Every restaurant is unique, so it follows that every restaurant PR campaign should be unique. We challenge ourselves to think differently and not simply do what we’ve always done. At the start of a partnership, we think about what makes this particular restaurant special. Sure, there are lessons learned and tried-and-true tactics that we know will drive results, but it’s how we apply those lessons and customize our approach that adds value.
In partnering with a national fast-casual chain for grand opening campaigns in multiple markets across the country, we applied what we already knew about the brand but then approached each restaurant as an individual client. We evaluated what was unique about each specific location. We researched each neighborhood to understand what those communities really care about and, from there, identified potential local partners and cross-promotional opportunities. If the brand didn’t already have a presence in a particular market, we approached the campaign in a slightly different way to educate the public about the brand in addition to raising awareness for their new location. We couldn’t rely on what we’d always done; each restaurant deserved its own strategy and plan focused on what would drive results for that particular location.
When we partnered with a small, single-location restaurant, we heard the owner’s concern about lacking lunchtime sales despite being in a busy, walkable downtown location. We immediately tapped into the community in a hyperlocal and meaningful way, reaching out to local event organizers and influential local businesspeople, such as realtors, bankers and consultants, to offer promotions and referral opportunities. We layered our traditional media relations strategy with influencer outreach, corporate partnerships, nonprofit partnerships, social media marketing and grassroots community relations. While we had employed many of these tactics in the past, it was how we shaped them in a focused and hyperlocal way that made all the difference and drove a significant increase in lunchtime traffic to our client.
Be a true partner
From working long hours and addressing myriad reviews, to cooking, cleaning and ordering ingredients and supplies, we can only begin to understand the life of a restaurateur. To be a true partner, we must understand our client’s business and do what we can to make their life easier. After all, they have a restaurant to run.

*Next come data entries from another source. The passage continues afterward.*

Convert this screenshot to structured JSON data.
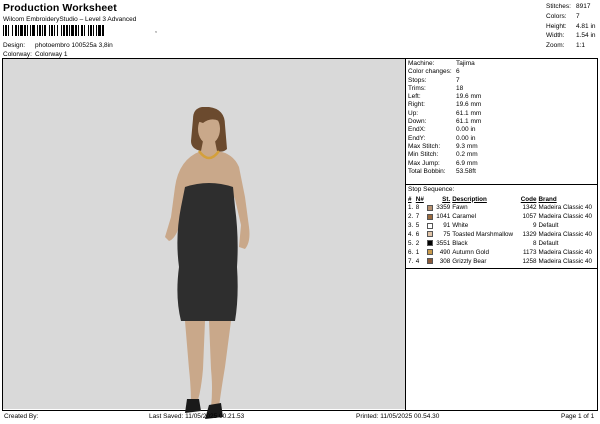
{
  "header": {
    "title": "Production Worksheet",
    "subtitle": "Wilcom EmbroideryStudio – Level 3 Advanced",
    "barcode_tail": ",",
    "design_label": "Design:",
    "design_value": "photoembro 100525a 3,8in",
    "colorway_label": "Colorway:",
    "colorway_value": "Colorway 1"
  },
  "summary": [
    {
      "label": "Stitches:",
      "value": "8917"
    },
    {
      "label": "Colors:",
      "value": "7"
    },
    {
      "label": "Height:",
      "value": "4.81 in"
    },
    {
      "label": "Width:",
      "value": "1.54 in"
    },
    {
      "label": "Zoom:",
      "value": "1:1"
    }
  ],
  "machine": [
    {
      "label": "Machine:",
      "value": "Tajima"
    },
    {
      "label": "Color changes:",
      "value": "6"
    },
    {
      "label": "Stops:",
      "value": "7"
    },
    {
      "label": "Trims:",
      "value": "18"
    },
    {
      "label": "Left:",
      "value": "19.6 mm"
    },
    {
      "label": "Right:",
      "value": "19.6 mm"
    },
    {
      "label": "Up:",
      "value": "61.1 mm"
    },
    {
      "label": "Down:",
      "value": "61.1 mm"
    },
    {
      "label": "EndX:",
      "value": "0.00 in"
    },
    {
      "label": "EndY:",
      "value": "0.00 in"
    },
    {
      "label": "Max Stitch:",
      "value": "9.3 mm"
    },
    {
      "label": "Min Stitch:",
      "value": "0.2 mm"
    },
    {
      "label": "Max Jump:",
      "value": "6.9 mm"
    },
    {
      "label": "Total Bobbin:",
      "value": "53.58ft"
    }
  ],
  "stop_sequence": {
    "title": "Stop Sequence:",
    "headers": {
      "num": "#",
      "n": "N#",
      "st": "St.",
      "description": "Description",
      "code": "Code",
      "brand": "Brand"
    },
    "rows": [
      {
        "num": "1.",
        "n": "8",
        "color": "#b89270",
        "st": "3359",
        "description": "Fawn",
        "code": "1342",
        "brand": "Madeira Classic 40"
      },
      {
        "num": "2.",
        "n": "7",
        "color": "#9a6a3e",
        "st": "1041",
        "description": "Caramel",
        "code": "1057",
        "brand": "Madeira Classic 40"
      },
      {
        "num": "3.",
        "n": "5",
        "color": "#ffffff",
        "st": "91",
        "description": "White",
        "code": "9",
        "brand": "Default"
      },
      {
        "num": "4.",
        "n": "6",
        "color": "#e0c4a8",
        "st": "75",
        "description": "Toasted Marshmallow",
        "code": "1329",
        "brand": "Madeira Classic 40"
      },
      {
        "num": "5.",
        "n": "2",
        "color": "#000000",
        "st": "3551",
        "description": "Black",
        "code": "8",
        "brand": "Default"
      },
      {
        "num": "6.",
        "n": "1",
        "color": "#c99a4b",
        "st": "490",
        "description": "Autumn Gold",
        "code": "1173",
        "brand": "Madeira Classic 40"
      },
      {
        "num": "7.",
        "n": "4",
        "color": "#8a5a3a",
        "st": "308",
        "description": "Grizzly Bear",
        "code": "1258",
        "brand": "Madeira Classic 40"
      }
    ]
  },
  "footer": {
    "created": "Created By:",
    "saved": "Last Saved: 11/05/2025 00.21.53",
    "printed": "Printed: 11/05/2025 00.54.30",
    "page": "Page 1 of 1"
  },
  "colors": {
    "canvas": "#d9d9d9",
    "dress": "#2e2e2e",
    "skin": "#c9a88a",
    "hair": "#6b4a2e",
    "necklace": "#d4a03a"
  }
}
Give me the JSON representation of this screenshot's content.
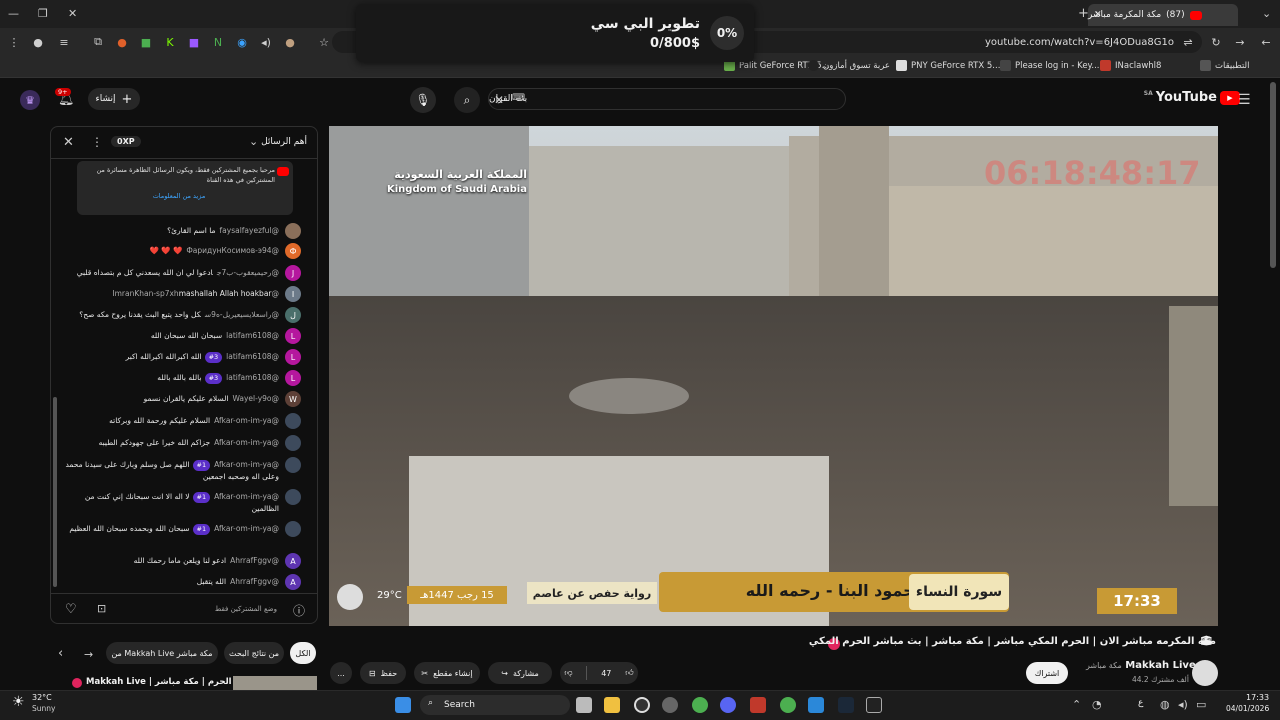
{
  "browser": {
    "active_tab": {
      "title": "مكة المكرمة مباشر",
      "badge": "(87)"
    },
    "url": "youtube.com/watch?v=6J4ODua8G1o",
    "bookmarks": [
      "Palit GeForce RTX 5...",
      "عربة تسوق أمازون",
      "PNY GeForce RTX 5...",
      "Please log in - Key...",
      "INaclawhl8",
      "التطبيقات"
    ],
    "new_tab_label": "+"
  },
  "popup": {
    "percent": "0%",
    "title": "تطوير البي سي",
    "amount": "0/800$"
  },
  "youtube": {
    "logo": "YouTube",
    "region": "SA",
    "search_value": "بث القران",
    "create_label": "إنشاء",
    "notif_count": "9+"
  },
  "chat": {
    "header_title": "أهم الرسائل",
    "xp": "0XP",
    "pinned_text": "مرحبا بجميع المشتركين فقط، ويكون الرسائل الظاهرة مسائرة من المشتركين في هذه القناة",
    "pinned_more": "مزيد من المعلومات",
    "messages": [
      {
        "user": "@faysalfayezful",
        "text": "ما اسم القارئ؟",
        "avatar": "",
        "color": "#8a6f5a"
      },
      {
        "user": "@ФаридунКосимов-э94",
        "text": "❤️ ❤️ ❤️",
        "avatar": "Ф",
        "color": "#e06a2a"
      },
      {
        "user": "@رحيميعقوب-ب7ج",
        "text": "ادعوا لي ان الله يسعدني كل م بتصداه قلبي",
        "avatar": "J",
        "color": "#b5179e"
      },
      {
        "user": "@ImranKhan-sp7xh",
        "text": "mashallah Allah hoakbar",
        "avatar": "I",
        "color": "#6c7a89"
      },
      {
        "user": "@راسعلايسيعيريل-ه9س",
        "text": "كل واحد يتبع البث يقدنا يروح مكه صح؟",
        "avatar": "ل",
        "color": "#4a6f6b"
      },
      {
        "user": "@latifam6108",
        "text": "سبحان الله سبحان الله",
        "avatar": "L",
        "color": "#b5179e"
      },
      {
        "user": "@latifam6108",
        "text": "الله اكبرالله اكبرالله اكبر",
        "avatar": "L",
        "color": "#b5179e",
        "badge": "#3"
      },
      {
        "user": "@latifam6108",
        "text": "بالله بالله بالله",
        "avatar": "L",
        "color": "#b5179e",
        "badge": "#3"
      },
      {
        "user": "@Wayel-y9o",
        "text": "السلام عليكم يالقران نسمو",
        "avatar": "W",
        "color": "#5d4037"
      },
      {
        "user": "@Afkar-om-im-ya",
        "text": "السلام عليكم ورحمة الله وبركاته",
        "avatar": "",
        "color": "#3d4a5c"
      },
      {
        "user": "@Afkar-om-im-ya",
        "text": "جزاكم الله خيرا على جهودكم الطيبه",
        "avatar": "",
        "color": "#3d4a5c"
      },
      {
        "user": "@Afkar-om-im-ya",
        "text": "اللهم صل وسلم وبارك على سيدنا محمد وعلى اله وصحبه اجمعين",
        "avatar": "",
        "color": "#3d4a5c",
        "badge": "#1"
      },
      {
        "user": "@Afkar-om-im-ya",
        "text": "لا اله الا انت سبحانك إني كنت من الظالمين",
        "avatar": "",
        "color": "#3d4a5c",
        "badge": "#1"
      },
      {
        "user": "@Afkar-om-im-ya",
        "text": "سبحان الله وبحمده سبحان الله العظيم",
        "avatar": "",
        "color": "#3d4a5c",
        "badge": "#1"
      },
      {
        "user": "@AhrrafFggv",
        "text": "ادعو لنا ويلعن ماما رحمك الله",
        "avatar": "A",
        "color": "#5e35b1"
      },
      {
        "user": "@AhrrafFggv",
        "text": "الله يتقبل",
        "avatar": "A",
        "color": "#5e35b1"
      }
    ],
    "footer_text": "وضع المشتركين فقط"
  },
  "player": {
    "overlay_ar": "المملكة العربية السعودية",
    "overlay_en": "Kingdom of Saudi Arabia",
    "clock": "06:18:48:17",
    "reader": "القارئ : محمود البنا - رحمه الله",
    "surah": "سورة النساء",
    "riwaya": "رواية حفص عن عاصم",
    "date": "15 رجب 1447هـ",
    "temp": "29°C",
    "time": "17:33"
  },
  "video": {
    "title": "مكه المكرمه مباشر الان | الحرم المكي مباشر | مكة مباشر | بث مباشر الحرم المكي",
    "channel": "Makkah Live",
    "channel_ar": "مكة مباشر",
    "subs": "44.2 ألف مشترك",
    "subscribe_label": "اشتراك",
    "likes": "47",
    "share_label": "مشاركة",
    "clip_label": "إنشاء مقطع",
    "save_label": "حفظ",
    "more_label": "..."
  },
  "chips": [
    "الكل",
    "من نتائج البحث",
    "من Makkah Live مكة مباشر"
  ],
  "reco": {
    "title": "Makkah Live | الحرم | مكة مباشر"
  },
  "taskbar": {
    "weather_temp": "32°C",
    "weather_desc": "Sunny",
    "search": "Search",
    "time": "17:33",
    "date": "04/01/2026",
    "lang": "ع"
  }
}
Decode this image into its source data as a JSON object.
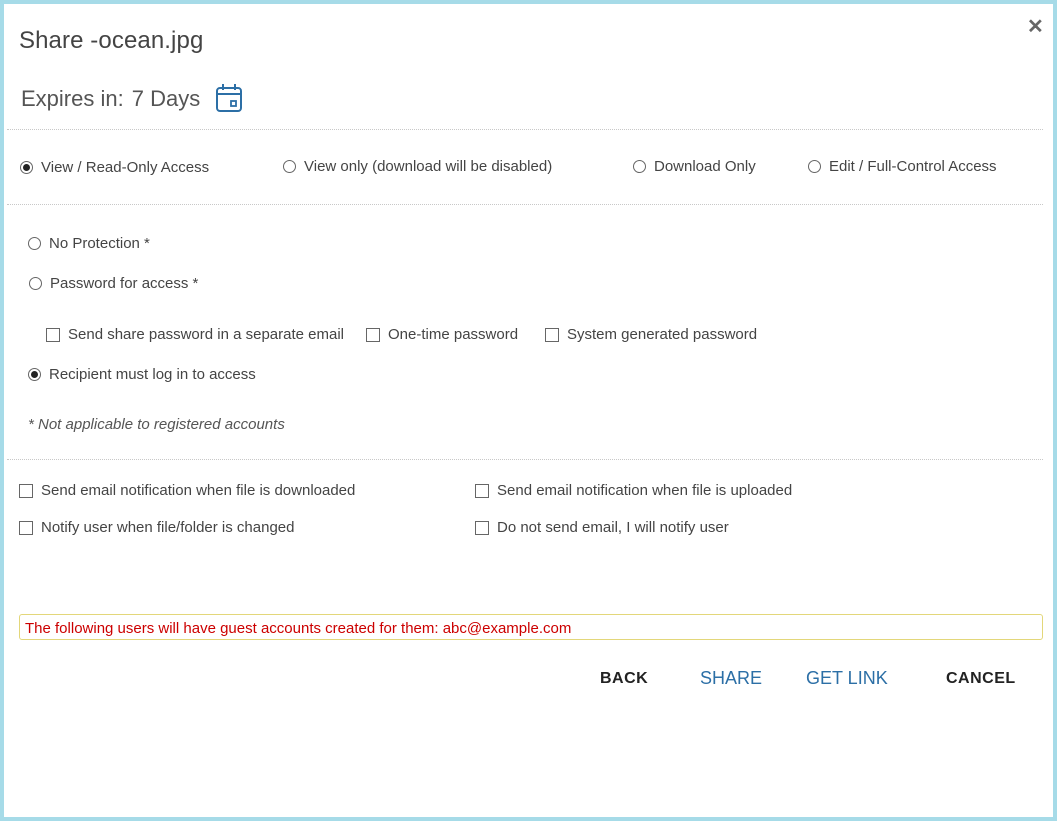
{
  "dialog": {
    "title": "Share -ocean.jpg",
    "expires_label": "Expires in:",
    "expires_value": "7 Days"
  },
  "access_options": [
    {
      "label": "View / Read-Only Access",
      "selected": true
    },
    {
      "label": "View only (download will be disabled)",
      "selected": false
    },
    {
      "label": "Download Only",
      "selected": false
    },
    {
      "label": "Edit / Full-Control Access",
      "selected": false
    }
  ],
  "protection_options": {
    "no_protection": {
      "label": "No Protection *",
      "selected": false
    },
    "password": {
      "label": "Password for access *",
      "selected": false
    },
    "password_suboptions": [
      {
        "label": "Send share password in a separate email",
        "checked": false
      },
      {
        "label": "One-time password",
        "checked": false
      },
      {
        "label": "System generated password",
        "checked": false
      }
    ],
    "login_required": {
      "label": "Recipient must log in to access",
      "selected": true
    }
  },
  "note": "* Not applicable to registered accounts",
  "notifications": [
    {
      "label": "Send email notification when file is downloaded",
      "checked": false
    },
    {
      "label": "Send email notification when file is uploaded",
      "checked": false
    },
    {
      "label": "Notify user when file/folder is changed",
      "checked": false
    },
    {
      "label": "Do not send email, I will notify user",
      "checked": false
    }
  ],
  "guest_message": "The following users will have guest accounts created for them: abc@example.com",
  "buttons": {
    "back": "BACK",
    "share": "SHARE",
    "get_link": "GET LINK",
    "cancel": "CANCEL"
  },
  "icons": {
    "close": "close-icon",
    "calendar": "calendar-icon"
  },
  "colors": {
    "frame_border": "#a6dbe8",
    "link_blue": "#2c6fa6",
    "warning_red": "#cc0000",
    "warning_border": "#e3d77a"
  }
}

When scheduling events, we should always step back to understand the demands on the kitchen staff. When coordinating a media or influencer tasting, we should be aware of the chef’s and owner’s ability to step away and welcome their guest. For staff members who haven’t been exposed to media or influencers, we can take the opportunity to provide some extra guidance and training.
For the CEO of a fast-growing restaurant chain, we scheduled deskside interviews with the editors of top outlets. We coordinated the interviews and delivered the day’s schedule and interview prep sheets to the client. Then we stepped back and evaluated how we could make our client’s life a little easier. How could we add more value? That’s when we insisted on picking the client up at the train station that morning and driving him to each appointment. The value was in allowing the client to completely focus on his interviews and not spend a moment worrying about the logistics and opening an app to line up his next ride. He nailed those interviews and we’ve had an amazing relationship that’s lasted for years.
In everything we do on behalf of our restaurant clients, we can’t just go through the motions; we must be prepared to do the heavy lifting. No matter how well we communicate our ideas, or just how brilliant they might be, ideas mean nothing if not executed in a thoughtful and proactive way. And we must be prepared to adapt our tactics rather than doing what we’ve always done; all the press coverage in the world doesn’t matter if it’s not driving traffic through the door, increasing online orders, increasing catering business and, ultimately, increasing food and beverage sales.
The need continues to increase for both restaurateurs and PR agencies to differentiate themselves. What value are you bringing to the table this year?
Caroline Callaway is president and founder of Bolt PR, and Adrienne Wojtaszek is Bolt senior director of agency services.